What Causes Sweat Odor?

Odor brought about by sweat can be traced back to sweat glands.

There are two distinct types of sweat glands in the human body: apocrine glands and eccrine glands.

What's the Difference Between Apocrine and Eccrine Glands?

cause of body odor

The apocrine glands are found in the armpits as well as the genital region. They produce a liquid that is usually thick, viscous and invisible.

While it has no odor of its own, once this liquid comes into contact with bacteria on the surface of the skin, an unmissable and potent smell emanates.

On the other hand, eccrine glands produce odorless, waterless sweat in high quantities. They are numerous and found predominantly in the:

  • forehead
  • palms
  • cheeks
  • feet
  • armpits

In most cases, people suffering from primary hyperhidrosis don't grapple with body odor. The term 'primary hyperhidrosis' is used when the condition isn't related to other medical conditions or the use of medication.

Why isn't odor usually an issue? Most of the sweat produced by those suffering from hyperhidrosis is secreted by the eccrine glands.

Moreover, this sweat usually washes away any bacteria on the skin produced by the apocrine glands.

All the same, body odor can still occur. This may happen as a result of irregular sweating, which would let the sweat dry on certain areas of the skin.

In such instances, apocrine sweat would wind up coming into contact with bacteria on the skin surface, producing odor.

How Can Sweat-Related Odor Be Stopped?

Should you find yourself affected by odor, there's one course of action that should be taken regardless of the odor issue being brought on by hyperhidrosis or not.

This is the use of antiperspirants to keep affected body areas dry. You can also change clothing frequently to prevent the accumulation of sweat and the odor this can cause.

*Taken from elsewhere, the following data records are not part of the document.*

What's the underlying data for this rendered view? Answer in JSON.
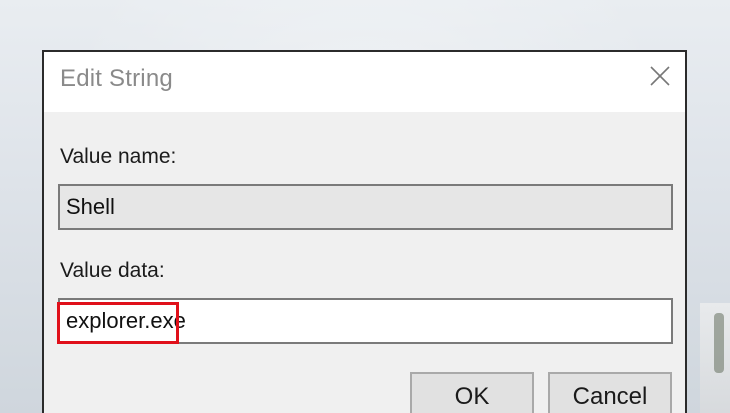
{
  "dialog": {
    "title": "Edit String",
    "close_icon": "close-icon",
    "value_name_label": "Value name:",
    "value_name": "Shell",
    "value_data_label": "Value data:",
    "value_data": "explorer.exe",
    "highlight_color": "#e0101a",
    "ok_label": "OK",
    "cancel_label": "Cancel"
  }
}
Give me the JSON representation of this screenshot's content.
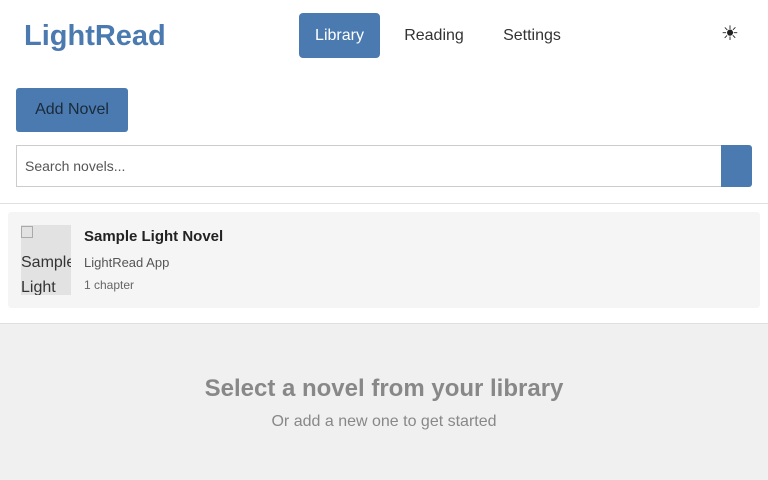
{
  "app": {
    "title": "LightRead"
  },
  "nav": {
    "library": "Library",
    "reading": "Reading",
    "settings": "Settings",
    "active": "Library"
  },
  "theme_toggle": {
    "icon": "sun-icon",
    "glyph": "☀"
  },
  "library": {
    "add_button": "Add Novel",
    "search": {
      "placeholder": "Search novels...",
      "value": "",
      "button_glyph": ""
    },
    "novels": [
      {
        "cover_alt": "Sample Light",
        "title": "Sample Light Novel",
        "author": "LightRead App",
        "chapters": "1 chapter"
      }
    ]
  },
  "empty_state": {
    "title": "Select a novel from your library",
    "subtitle": "Or add a new one to get started"
  },
  "colors": {
    "accent": "#4a7ab0",
    "background": "#f0f0f0"
  }
}
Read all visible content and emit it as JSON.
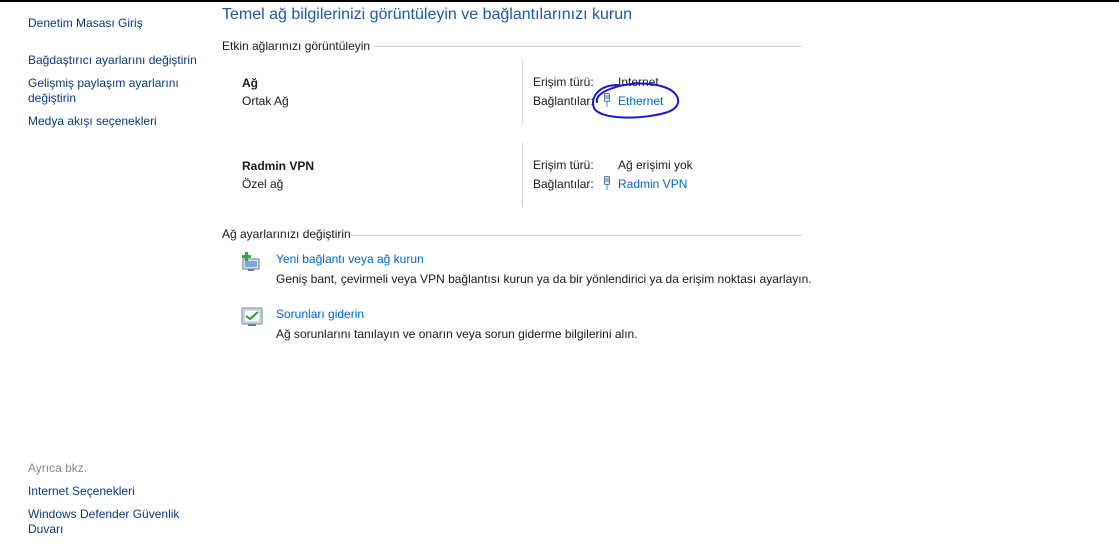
{
  "sidebar": {
    "home": "Denetim Masası Giriş",
    "items": [
      {
        "label": "Bağdaştırıcı ayarlarını değiştirin"
      },
      {
        "label_line1": "Gelişmiş paylaşım ayarlarını",
        "label_line2": "değiştirin"
      },
      {
        "label": "Medya akışı seçenekleri"
      }
    ],
    "see_also": {
      "heading": "Ayrıca bkz.",
      "items": [
        {
          "label": "Internet Seçenekleri"
        },
        {
          "label_line1": "Windows Defender Güvenlik",
          "label_line2": "Duvarı"
        }
      ]
    }
  },
  "main": {
    "title": "Temel ağ bilgilerinizi görüntüleyin ve bağlantılarınızı kurun",
    "active_section": "Etkin ağlarınızı görüntüleyin",
    "networks": [
      {
        "name": "Ağ",
        "type": "Ortak Ağ",
        "access_label": "Erişim türü:",
        "access_value": "Internet",
        "connections_label": "Bağlantılar:",
        "connection": "Ethernet"
      },
      {
        "name": "Radmin VPN",
        "type": "Özel ağ",
        "access_label": "Erişim türü:",
        "access_value": "Ağ erişimi yok",
        "connections_label": "Bağlantılar:",
        "connection": "Radmin VPN"
      }
    ],
    "change_section": "Ağ ayarlarınızı değiştirin",
    "tasks": [
      {
        "link": "Yeni bağlantı veya ağ kurun",
        "desc": "Geniş bant, çevirmeli veya VPN bağlantısı kurun ya da bir yönlendirici ya da erişim noktası ayarlayın.",
        "icon": "new-connection-icon"
      },
      {
        "link": "Sorunları giderin",
        "desc": "Ağ sorunlarını tanılayın ve onarın veya sorun giderme bilgilerini alın.",
        "icon": "troubleshoot-icon"
      }
    ]
  },
  "colors": {
    "link": "#0066cc",
    "title": "#1e5aa8",
    "annotation": "#1a1acc"
  }
}
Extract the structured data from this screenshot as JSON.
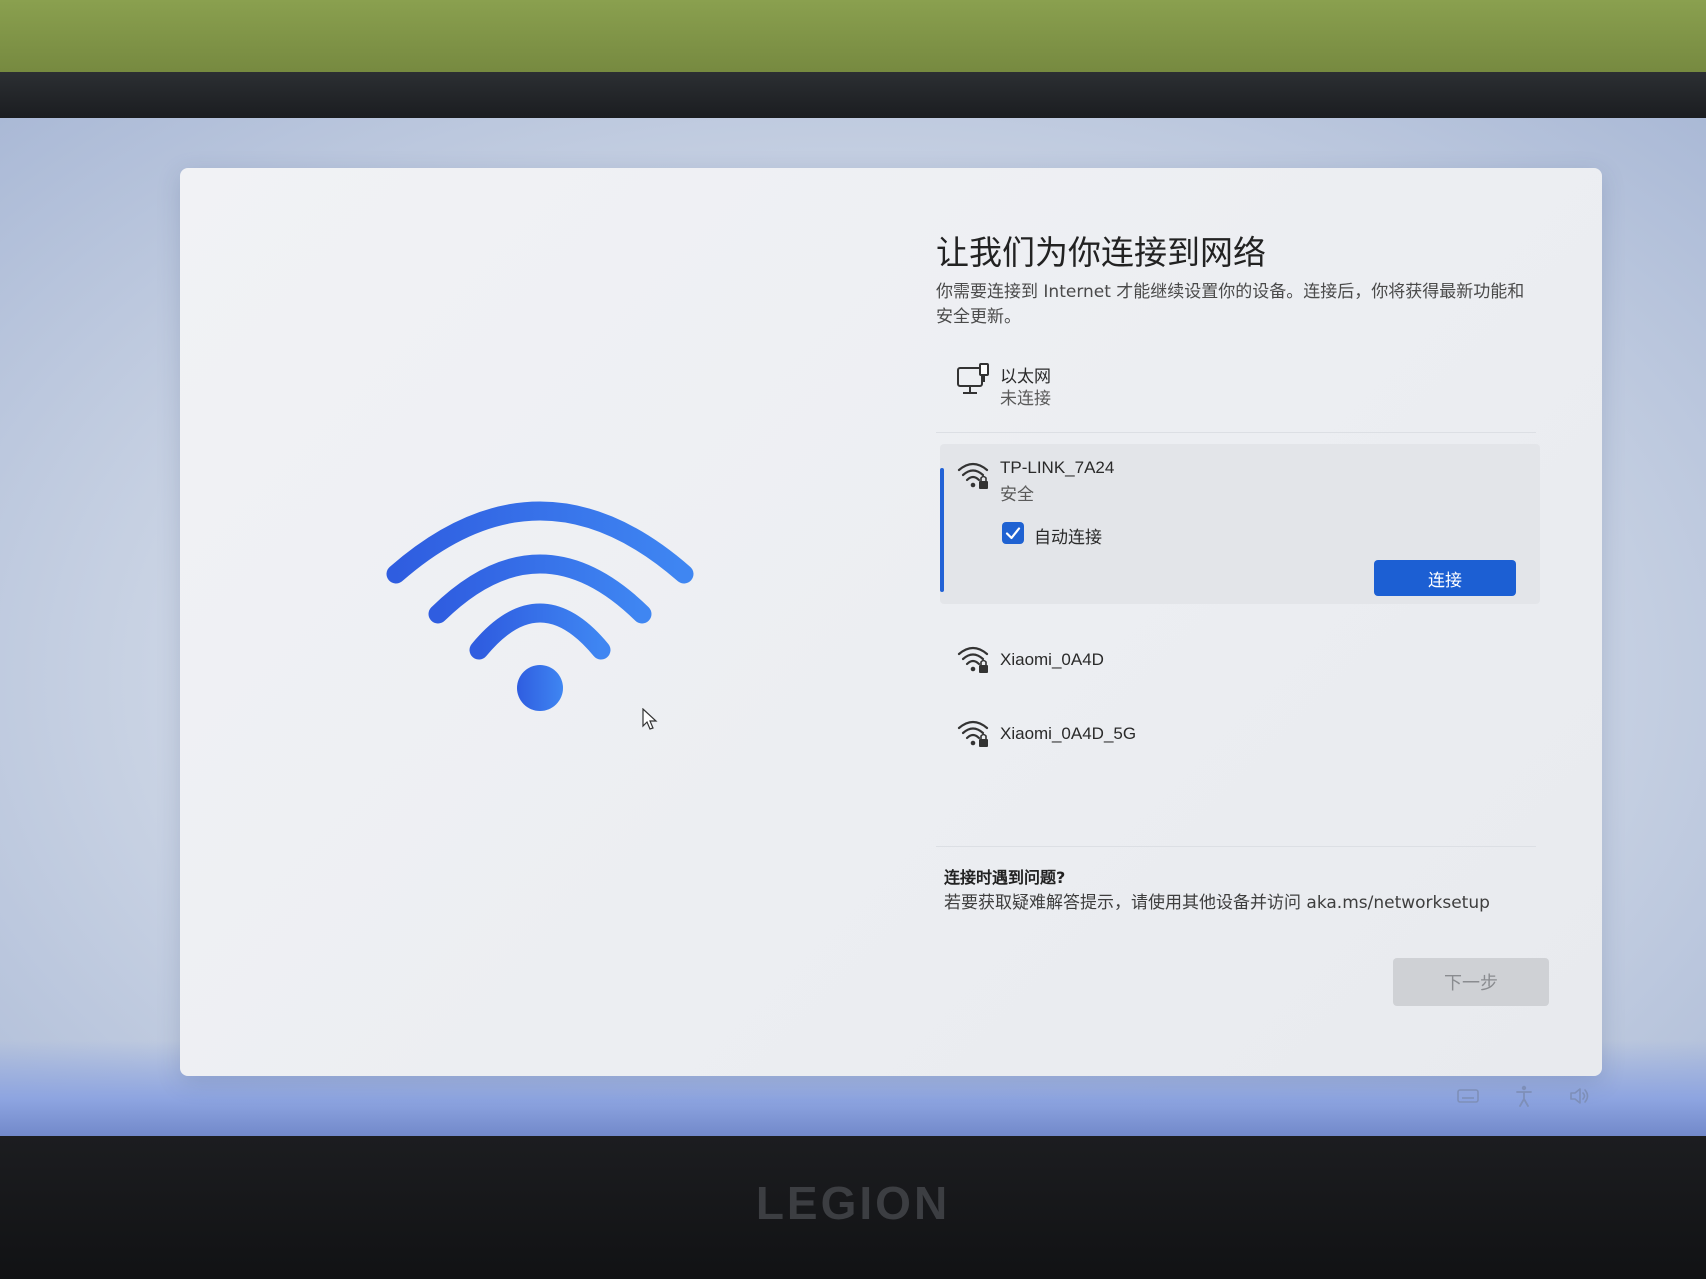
{
  "page": {
    "title": "让我们为你连接到网络",
    "description": "你需要连接到 Internet 才能继续设置你的设备。连接后，你将获得最新功能和安全更新。"
  },
  "networks": {
    "ethernet": {
      "name": "以太网",
      "status": "未连接",
      "icon": "ethernet-icon"
    },
    "selected": {
      "name": "TP-LINK_7A24",
      "status": "安全",
      "icon": "wifi-lock-icon",
      "auto_connect_label": "自动连接",
      "auto_connect_checked": true,
      "connect_label": "连接"
    },
    "others": [
      {
        "name": "Xiaomi_0A4D",
        "icon": "wifi-lock-icon"
      },
      {
        "name": "Xiaomi_0A4D_5G",
        "icon": "wifi-lock-icon"
      }
    ]
  },
  "help": {
    "title": "连接时遇到问题?",
    "text": "若要获取疑难解答提示，请使用其他设备并访问 aka.ms/networksetup"
  },
  "footer": {
    "next_label": "下一步"
  },
  "device": {
    "brand": "LEGION"
  },
  "colors": {
    "accent": "#1c5fd3",
    "wifi_hero": "#2f6ae6"
  }
}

Other than keeping dry, you can also fight odor by:

  • regularly using antibacterial soap
  • trying a change in diet
  • using deodorant to reduce the intensity of odor

However, should these steps fail to make a difference, it is important to consult a medical professional (e.g., a dermatologist) who would better understand your condition and give appropriate advice.

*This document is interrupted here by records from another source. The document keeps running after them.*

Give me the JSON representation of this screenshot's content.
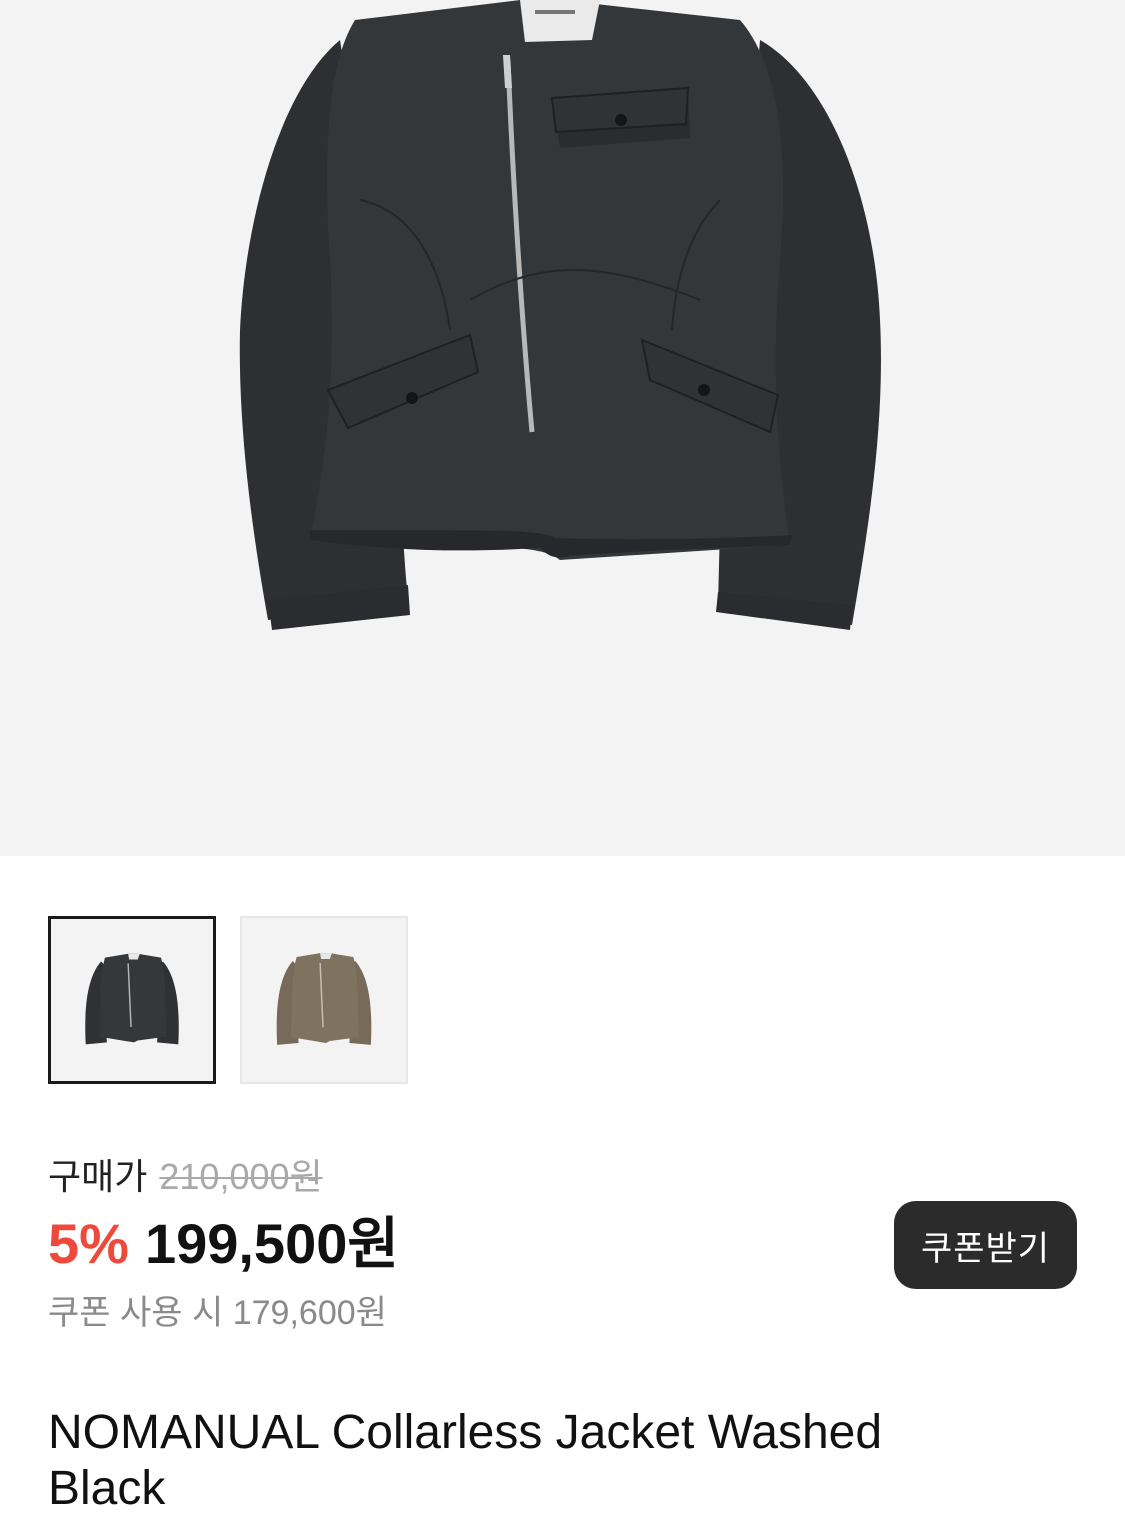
{
  "product": {
    "title": "NOMANUAL Collarless Jacket Washed Black",
    "brand_tag": "NOMANUAL"
  },
  "gallery": {
    "main_image": "jacket-washed-black",
    "thumbnails": [
      {
        "name": "Washed Black",
        "color": "#2f3134",
        "selected": true
      },
      {
        "name": "Khaki",
        "color": "#7b6e5d",
        "selected": false
      }
    ]
  },
  "pricing": {
    "label": "구매가",
    "original_price": "210,000원",
    "discount": "5%",
    "sale_price": "199,500원",
    "coupon_price_text": "쿠폰 사용 시 179,600원",
    "coupon_button_label": "쿠폰받기"
  },
  "colors": {
    "discount": "#ee4a3c",
    "button_bg": "#2b2b2b",
    "hero_bg": "#f3f3f3"
  }
}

Sometimes odor may severely affect the feet. This may be a bigger issue than the presence of normal skin bacteria.

Problematic foot odor is caused mostly by the overgrowth of a different kind of bacteria. These microorganisms have an affinity for the naturally moist and warm nature of human feet. This type of hyperhidrosis is called plantar hyperhidrosis.

To resolve the issue, you must tackle the bacteria as well as the moisture that collects on the feet.

Keep moisture in check by frequently changing your socks and shoes.

ou may also use medical powders. Powders are used to address excessively wet feet, as they are able to absorb the extra moisture. Some are also scented to leave the feet smelling pleasant.

Shoe inserts can also be used in absorbing excess moisture. They help prevent feet from slipping and keep shoes drier for longer.

To keep odor-causing bacteria under control, wash the feet with an antibacterial soap. In addition, do away with any moist, smelly shoes and socks.

How Is Hyperhidrosis Treated?

Beyond the control measures discussed above, which help make living with hyperhidrosis more manageable, there are mid- and long-term treatment options.

These include (but are not limited to):

  • Botulinum toxin type A (Botox) injections, which are safe and effective
  • Oral or topical antibiotics
  • Iontophoresis, which stuns sweat glands using a low-voltage electric current
  • Microwave energy used to kill sweat glands permanently (miraDry)
  • Minimally invasive surgery (thoracoscopic sympathectomy)

Don't suffer in silence.

Given the sensitivity of the condition as well as the range of options available, it is best to see a dermatologist who will help you choose the most suitable treatment.

Keep in mind that while hyperhidrosis can have adverse effects on your well-being, it can be managed and treated, allowing you to enjoy your life to the fullest.

Stay Dry

To avoid sweat-related discomfort and anxiety, try a highly absorbent undershirt from Sweatshield.

Our high-quality undershirts and clothing line can help combat intense sweating and moisture.

Sweatshield leaves you free to go about your day without any sweat-related worry.

Photo: Freepik